Do or Do Not

At work during New Employee Orientation, people from across the company are invited to stop by for lunch with our new employees so they can see who we are and what we do. We play a game during lunch where the trainer asks a question and we write down our answers on slips of paper that we then take turns drawing out of a bowl and reading aloud. The object is to match the answers to the people in the room.

This past Monday, our question was: You’re chosen to serve a year in space. You have all the regular necessities you need. What one non-necessary item do you bring with you?

It’s a variation on “your house is on fire; what one thing do you grab as you escape.”

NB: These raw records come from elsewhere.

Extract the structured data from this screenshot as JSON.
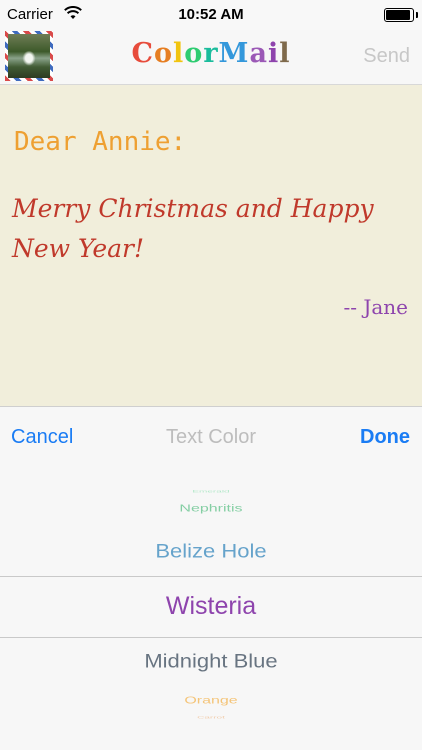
{
  "status_bar": {
    "carrier": "Carrier",
    "time": "10:52 AM",
    "battery_level": 1.0
  },
  "nav_bar": {
    "title_letters": [
      {
        "char": "C",
        "color": "#e74c3c"
      },
      {
        "char": "o",
        "color": "#e67e22"
      },
      {
        "char": "l",
        "color": "#f1c40f"
      },
      {
        "char": "o",
        "color": "#2ecc71"
      },
      {
        "char": "r",
        "color": "#1abc9c"
      },
      {
        "char": "M",
        "color": "#3498db"
      },
      {
        "char": "a",
        "color": "#9b59b6"
      },
      {
        "char": "i",
        "color": "#8e44ad"
      },
      {
        "char": "l",
        "color": "#7f6a4c"
      }
    ],
    "send_label": "Send",
    "stamp_icon": "stamp-photo-icon"
  },
  "letter": {
    "greeting": "Dear Annie:",
    "message_line_1": "Merry Christmas and Happy",
    "message_line_2": "New Year!",
    "signature": "-- Jane",
    "background": "#f1eedb"
  },
  "picker_toolbar": {
    "cancel_label": "Cancel",
    "title": "Text Color",
    "done_label": "Done",
    "accent": "#1a7cf4"
  },
  "picker": {
    "items": [
      {
        "label": "Emerald",
        "color": "#2ecc71"
      },
      {
        "label": "Nephritis",
        "color": "#27ae60"
      },
      {
        "label": "Belize Hole",
        "color": "#2980b9"
      },
      {
        "label": "Wisteria",
        "color": "#8e44ad"
      },
      {
        "label": "Midnight Blue",
        "color": "#2c3e50"
      },
      {
        "label": "Orange",
        "color": "#f39c12"
      },
      {
        "label": "Carrot",
        "color": "#e67e22"
      }
    ],
    "selected": "Wisteria"
  }
}
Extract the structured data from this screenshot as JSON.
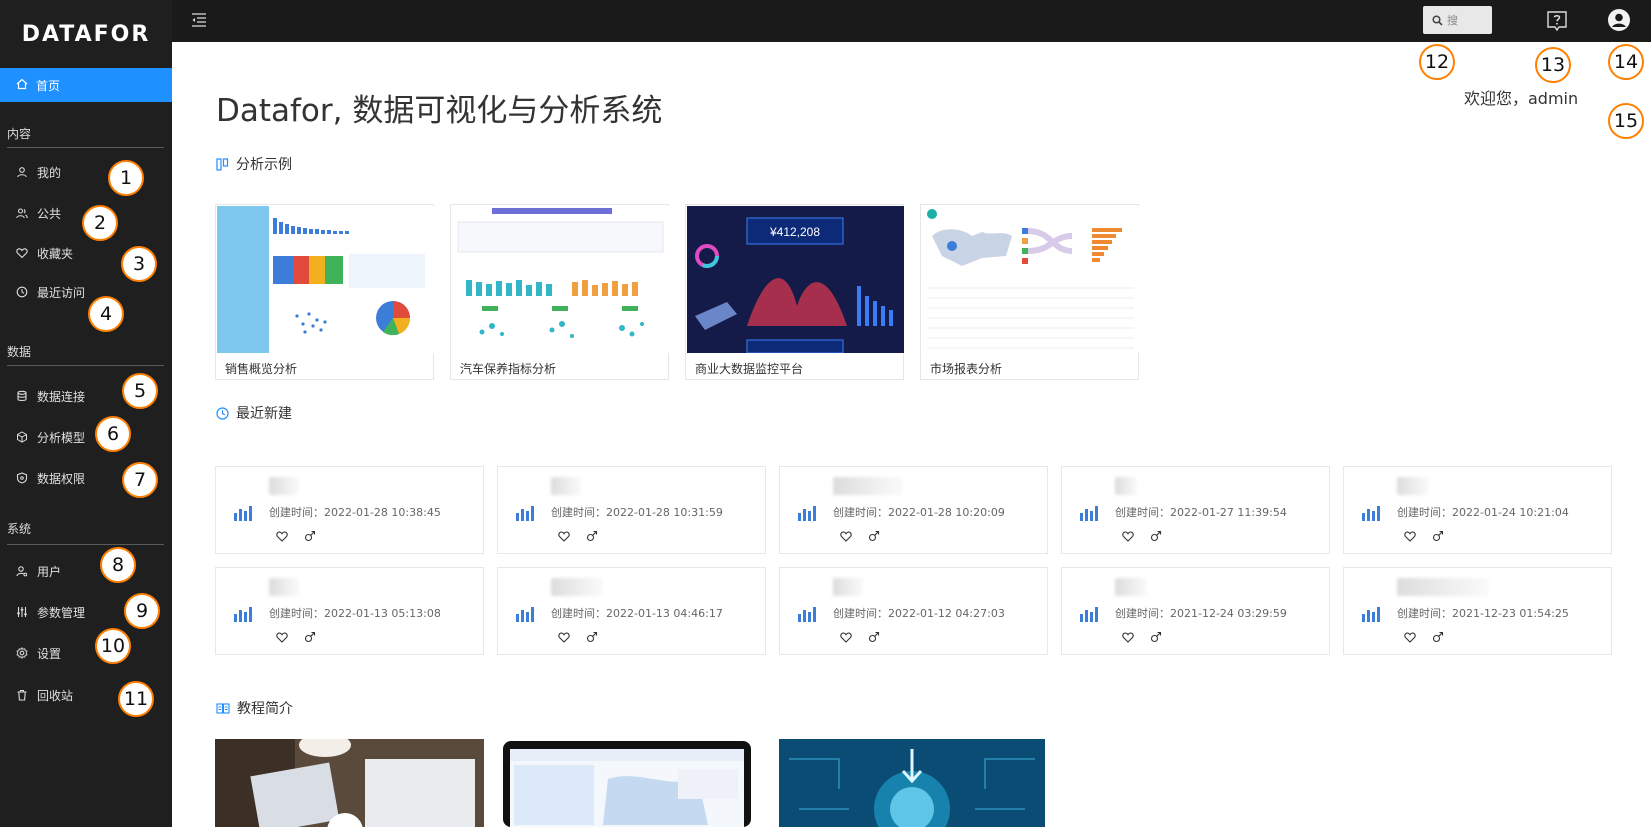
{
  "sidebar": {
    "logo": "DATAFOR",
    "home": "首页",
    "sections": [
      {
        "title": "内容",
        "items": [
          {
            "label": "我的",
            "icon": "user-icon"
          },
          {
            "label": "公共",
            "icon": "users-icon"
          },
          {
            "label": "收藏夹",
            "icon": "heart-icon"
          },
          {
            "label": "最近访问",
            "icon": "clock-icon"
          }
        ]
      },
      {
        "title": "数据",
        "items": [
          {
            "label": "数据连接",
            "icon": "database-icon"
          },
          {
            "label": "分析模型",
            "icon": "cube-icon"
          },
          {
            "label": "数据权限",
            "icon": "shield-icon"
          }
        ]
      },
      {
        "title": "系统",
        "items": [
          {
            "label": "用户",
            "icon": "user-gear-icon"
          },
          {
            "label": "参数管理",
            "icon": "sliders-icon"
          },
          {
            "label": "设置",
            "icon": "gear-icon"
          },
          {
            "label": "回收站",
            "icon": "trash-icon"
          }
        ]
      }
    ]
  },
  "topbar": {
    "search_placeholder": "搜"
  },
  "main": {
    "title": "Datafor, 数据可视化与分析系统",
    "welcome": "欢迎您，admin",
    "examples_title": "分析示例",
    "examples": [
      {
        "label": "销售概览分析"
      },
      {
        "label": "汽车保养指标分析"
      },
      {
        "label": "商业大数据监控平台",
        "value": "¥412,208"
      },
      {
        "label": "市场报表分析"
      }
    ],
    "recent_title": "最近新建",
    "recent": [
      {
        "time": "创建时间：2022-01-28 10:38:45"
      },
      {
        "time": "创建时间：2022-01-28 10:31:59"
      },
      {
        "time": "创建时间：2022-01-28 10:20:09"
      },
      {
        "time": "创建时间：2022-01-27 11:39:54"
      },
      {
        "time": "创建时间：2022-01-24 10:21:04"
      },
      {
        "time": "创建时间：2022-01-13 05:13:08"
      },
      {
        "time": "创建时间：2022-01-13 04:46:17"
      },
      {
        "time": "创建时间：2022-01-12 04:27:03"
      },
      {
        "time": "创建时间：2021-12-24 03:29:59"
      },
      {
        "time": "创建时间：2021-12-23 01:54:25"
      }
    ],
    "tutorial_title": "教程简介"
  },
  "annotations": [
    "1",
    "2",
    "3",
    "4",
    "5",
    "6",
    "7",
    "8",
    "9",
    "10",
    "11",
    "12",
    "13",
    "14",
    "15"
  ],
  "colors": {
    "sidebar_bg": "#1f1f1f",
    "accent": "#1e90ff",
    "badge_border": "#ff7f00",
    "topbar_bg": "#1a1a1a"
  }
}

My answer? A camera. If I’m going to space, I’ve got a chance to make photos that no one else has ever or will ever create.

If I were to do that right now, though, I’d probably delete 90% of what I shot.

White bison roam the range at Bearizona in northern Arizona.

White bison roam the range at Bearizona in northern Arizona.

I realized over this past weekend as PJ and I took our cameras out for the first time in a long time that we’ve been relying much too much on our phones for photos lately. We decided we needed to do something about that and we set out to refamiliarize ourselves with actual cameras.

I barely remembered where the blasted power switch was.

I shot many frames and got a few decent photos. I also got a lot of crap. Poor focus, lighting, angles, settings all wrong…

It reminded me that the most important thing you can do as a person who enjoys photography is to enjoy photography. Get out there and shoot! The best gear you’ll ever have as a photographer is experience. As with anything, your skills will rust away if you don’t use them.

Same goes for crafting, arts, reading, music, blogging… If you’re going to do it, commit to it. Use it or lose it. It’s as simple as that.

Chasing waterfalls

Hi. I’m Steve and I’m an artist.

There really should be some sort of support group for those of us with an artistic bent — or who are artistically bent — whichever.

I’ve been a photographer off and on for over 45 years. I have photos I composed when I was a child. Even then I was capturing the unusual like a cat stuck up in a tree (which you can barely see since I didn’t have a zoom lens), or a cat sprawled out on a screen door trying to climb her way into the house, or a different view of the house, itself.

Throughout my childhood I wrote fiction, acted and sang on stage, drew things that I barely recognized when I was done with them, played recorder and clarinet, and made photos.

Then, during my 20s, I put that all behind me. I stopped creating and performing. I’m still not sure why and I’m especially baffled as to why it took over 20 years to again spark my interest in expressing my creativity. Digital photography caught my imagination, and I started playing around with cameras again, getting a feel for sharing what I saw whether from a journalistic point of view or something abstract or just plain goofy.

Now in my 50s, I’m still a shutter bug. I’ve also started creating jewelry, polymer clay figurines, and I’ve started to paint. The waterfall below, now on display in my office, is my first ever artistic, freehand painting. While I was guided through it by a friend who is a painter, when it comes down to it, it’s what I was able to pull out of my brain and put onto canvas.


I don’t know what possessed me to jump at the chance to learn painting. I have so much to learn about jewelry making, working with clay, photography, and everything else I do, but I dived in on this without a second thought. Then again, I don’t know why it took until I was nudging close to 55 to jump at the chance, either. I’ve got nothing particularly profound to say about that, really, but the next time someone asks me if I want to learn something new, I know that no matter how it turns out, I’ll share it with you. And I’d love to see what you create, too.